THE parking brake on a forklift truck which rolled forward leading to a man being crushed in a tragic accident was not working correctly, an inquest heard.

Martyn Hartnell, 44, died following an incident at the Hand 2 Mouth factory on the Bluebridge Industrial Estate in Halstead on July 30 last year.

He had been carrying out a waste removal procedure where he had emptied the contents of a hopper bin into a skip.

But unable to close the lid of the hopper bin while sitting in the forklift, he got out to manually close it. The forklift truck rolled forward and trapped Mr Hartnell in between the front of the bin, which was on the lift, and the skip.

He was found 30 minutes later by colleagues but could not be saved.

Giving evidence at the Essex Coroner’s Court, Michael Goodwin, a specialist mechanical engineer for the Health and Safety Executive, said tests had shown a screw which related to the effectiveness of the parking brake on the forklift was in a slightly wrong position according to a handbook issued by manufactures Doosan.

The forklift had been parked on a slight slope and rolled downwards towards Mr Hartnell.

He said: “The most likely reason why the vehicle rolled forward was that it was parked on a slope and the braking force generated by the parking brake was insufficient to resist the gravitational forces on the vehicle.

“The parking brake was only able to generate enough force by moving it to the fifth or sixth rachet position.”

Mr Goodwin said he believed a process employees had been using to test the parking brake where they would apply it then touch the accelerator to check the vehicle didn’t move was useless because the forklift’s power would cut out whenever the brake was on.

Service engineer Steven Mann had looked at the vehicle three months before the incident.

He had no record of adjusting the parking brake screw on the machine – but it did emerge the fleet of forklifts had their speed limiting systems tampered with.

They were all fixed but he said it was “highly unlikely” the screw could have been adjusted accidentally.

He said: “Unless you knew what it did you would not touch it.”

Mr Hartnell died of traumatic asphyxiation and compression of the neck.

Senior coroner Caroline Beasley-Murray instructed the jury to say Mr Hartnell died in an accident.
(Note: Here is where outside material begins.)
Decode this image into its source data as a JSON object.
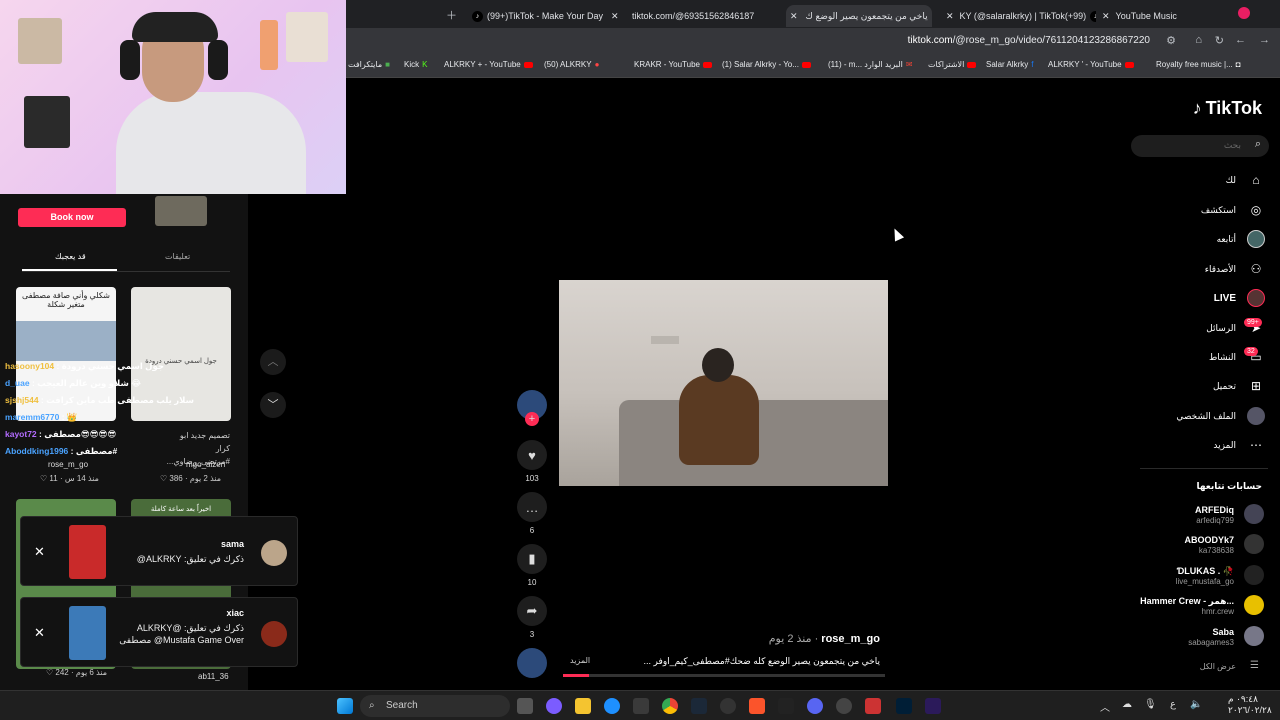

Addressing his family, she said: “I would like to express sympathy to you upon the loss of your much-loved family member.

“Not only have you lost him, but you have also had the ordeal of sitting here during this inquest and you have done that with the utmost dignity. I hope you will be able to think back upon happy memories.”